Data entries
***

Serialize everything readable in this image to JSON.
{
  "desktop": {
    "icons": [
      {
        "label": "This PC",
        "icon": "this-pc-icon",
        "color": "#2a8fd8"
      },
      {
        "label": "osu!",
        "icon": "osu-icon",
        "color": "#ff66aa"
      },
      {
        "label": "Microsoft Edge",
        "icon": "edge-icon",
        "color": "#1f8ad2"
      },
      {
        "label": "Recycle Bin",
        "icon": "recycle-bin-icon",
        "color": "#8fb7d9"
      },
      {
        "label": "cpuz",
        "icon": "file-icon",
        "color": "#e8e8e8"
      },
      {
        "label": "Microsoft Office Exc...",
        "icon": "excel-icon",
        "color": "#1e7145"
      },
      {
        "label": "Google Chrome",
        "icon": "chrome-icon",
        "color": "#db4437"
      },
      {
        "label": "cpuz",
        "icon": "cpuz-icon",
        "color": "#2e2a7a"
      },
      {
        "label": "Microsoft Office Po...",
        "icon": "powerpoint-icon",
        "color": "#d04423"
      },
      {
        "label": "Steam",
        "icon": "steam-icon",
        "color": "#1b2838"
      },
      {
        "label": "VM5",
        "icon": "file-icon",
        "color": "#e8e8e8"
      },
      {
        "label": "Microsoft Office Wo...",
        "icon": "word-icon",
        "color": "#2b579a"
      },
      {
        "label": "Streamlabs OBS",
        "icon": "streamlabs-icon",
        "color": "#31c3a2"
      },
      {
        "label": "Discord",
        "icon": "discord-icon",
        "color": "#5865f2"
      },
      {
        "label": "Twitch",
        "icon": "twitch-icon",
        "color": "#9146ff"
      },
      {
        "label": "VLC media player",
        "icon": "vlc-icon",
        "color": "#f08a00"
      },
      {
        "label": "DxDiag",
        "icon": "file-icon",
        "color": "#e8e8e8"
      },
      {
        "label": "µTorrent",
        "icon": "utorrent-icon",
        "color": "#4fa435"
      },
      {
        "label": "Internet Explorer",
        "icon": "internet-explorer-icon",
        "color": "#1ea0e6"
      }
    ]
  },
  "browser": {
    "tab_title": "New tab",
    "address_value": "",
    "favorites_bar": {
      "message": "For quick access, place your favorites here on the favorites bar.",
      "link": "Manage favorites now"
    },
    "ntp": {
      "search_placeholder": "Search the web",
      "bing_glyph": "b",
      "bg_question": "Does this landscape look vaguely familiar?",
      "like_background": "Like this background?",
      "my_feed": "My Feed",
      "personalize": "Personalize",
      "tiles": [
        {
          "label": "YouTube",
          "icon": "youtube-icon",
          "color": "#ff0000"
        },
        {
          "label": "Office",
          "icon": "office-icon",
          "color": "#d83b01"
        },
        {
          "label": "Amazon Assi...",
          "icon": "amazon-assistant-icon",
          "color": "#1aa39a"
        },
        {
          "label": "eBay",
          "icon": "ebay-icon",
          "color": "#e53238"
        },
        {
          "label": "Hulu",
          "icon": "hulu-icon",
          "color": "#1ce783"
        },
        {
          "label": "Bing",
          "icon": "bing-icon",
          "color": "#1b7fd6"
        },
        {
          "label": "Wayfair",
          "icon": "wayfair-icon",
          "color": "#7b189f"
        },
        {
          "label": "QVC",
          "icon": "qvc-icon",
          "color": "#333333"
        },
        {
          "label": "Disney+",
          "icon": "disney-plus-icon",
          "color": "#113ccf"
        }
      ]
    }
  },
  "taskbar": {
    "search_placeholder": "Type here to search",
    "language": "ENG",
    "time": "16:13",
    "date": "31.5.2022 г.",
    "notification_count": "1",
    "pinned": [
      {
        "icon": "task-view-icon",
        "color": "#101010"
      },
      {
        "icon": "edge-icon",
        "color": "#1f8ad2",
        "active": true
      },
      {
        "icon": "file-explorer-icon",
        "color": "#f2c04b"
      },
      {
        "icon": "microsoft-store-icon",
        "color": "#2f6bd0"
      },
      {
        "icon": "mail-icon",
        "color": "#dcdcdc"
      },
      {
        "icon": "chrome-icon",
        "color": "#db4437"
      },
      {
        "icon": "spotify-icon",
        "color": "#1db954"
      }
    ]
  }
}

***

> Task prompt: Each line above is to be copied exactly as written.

> Your response:
Serialize everything readable in this image to JSON.
{
  "desktop": {
    "icons": [
      {
        "label": "This PC",
        "icon": "this-pc-icon",
        "color": "#2a8fd8"
      },
      {
        "label": "osu!",
        "icon": "osu-icon",
        "color": "#ff66aa"
      },
      {
        "label": "Microsoft Edge",
        "icon": "edge-icon",
        "color": "#1f8ad2"
      },
      {
        "label": "Recycle Bin",
        "icon": "recycle-bin-icon",
        "color": "#8fb7d9"
      },
      {
        "label": "cpuz",
        "icon": "file-icon",
        "color": "#e8e8e8"
      },
      {
        "label": "Microsoft Office Exc...",
        "icon": "excel-icon",
        "color": "#1e7145"
      },
      {
        "label": "Google Chrome",
        "icon": "chrome-icon",
        "color": "#db4437"
      },
      {
        "label": "cpuz",
        "icon": "cpuz-icon",
        "color": "#2e2a7a"
      },
      {
        "label": "Microsoft Office Po...",
        "icon": "powerpoint-icon",
        "color": "#d04423"
      },
      {
        "label": "Steam",
        "icon": "steam-icon",
        "color": "#1b2838"
      },
      {
        "label": "VM5",
        "icon": "file-icon",
        "color": "#e8e8e8"
      },
      {
        "label": "Microsoft Office Wo...",
        "icon": "word-icon",
        "color": "#2b579a"
      },
      {
        "label": "Streamlabs OBS",
        "icon": "streamlabs-icon",
        "color": "#31c3a2"
      },
      {
        "label": "Discord",
        "icon": "discord-icon",
        "color": "#5865f2"
      },
      {
        "label": "Twitch",
        "icon": "twitch-icon",
        "color": "#9146ff"
      },
      {
        "label": "VLC media player",
        "icon": "vlc-icon",
        "color": "#f08a00"
      },
      {
        "label": "DxDiag",
        "icon": "file-icon",
        "color": "#e8e8e8"
      },
      {
        "label": "µTorrent",
        "icon": "utorrent-icon",
        "color": "#4fa435"
      },
      {
        "label": "Internet Explorer",
        "icon": "internet-explorer-icon",
        "color": "#1ea0e6"
      }
    ]
  },
  "browser": {
    "tab_title": "New tab",
    "address_value": "",
    "favorites_bar": {
      "message": "For quick access, place your favorites here on the favorites bar.",
      "link": "Manage favorites now"
    },
    "ntp": {
      "search_placeholder": "Search the web",
      "bing_glyph": "b",
      "bg_question": "Does this landscape look vaguely familiar?",
      "like_background": "Like this background?",
      "my_feed": "My Feed",
      "personalize": "Personalize",
      "tiles": [
        {
          "label": "YouTube",
          "icon": "youtube-icon",
          "color": "#ff0000"
        },
        {
          "label": "Office",
          "icon": "office-icon",
          "color": "#d83b01"
        },
        {
          "label": "Amazon Assi...",
          "icon": "amazon-assistant-icon",
          "color": "#1aa39a"
        },
        {
          "label": "eBay",
          "icon": "ebay-icon",
          "color": "#e53238"
        },
        {
          "label": "Hulu",
          "icon": "hulu-icon",
          "color": "#1ce783"
        },
        {
          "label": "Bing",
          "icon": "bing-icon",
          "color": "#1b7fd6"
        },
        {
          "label": "Wayfair",
          "icon": "wayfair-icon",
          "color": "#7b189f"
        },
        {
          "label": "QVC",
          "icon": "qvc-icon",
          "color": "#333333"
        },
        {
          "label": "Disney+",
          "icon": "disney-plus-icon",
          "color": "#113ccf"
        }
      ]
    }
  },
  "taskbar": {
    "search_placeholder": "Type here to search",
    "language": "ENG",
    "time": "16:13",
    "date": "31.5.2022 г.",
    "notification_count": "1",
    "pinned": [
      {
        "icon": "task-view-icon",
        "color": "#101010"
      },
      {
        "icon": "edge-icon",
        "color": "#1f8ad2",
        "active": true
      },
      {
        "icon": "file-explorer-icon",
        "color": "#f2c04b"
      },
      {
        "icon": "microsoft-store-icon",
        "color": "#2f6bd0"
      },
      {
        "icon": "mail-icon",
        "color": "#dcdcdc"
      },
      {
        "icon": "chrome-icon",
        "color": "#db4437"
      },
      {
        "icon": "spotify-icon",
        "color": "#1db954"
      }
    ]
  }
}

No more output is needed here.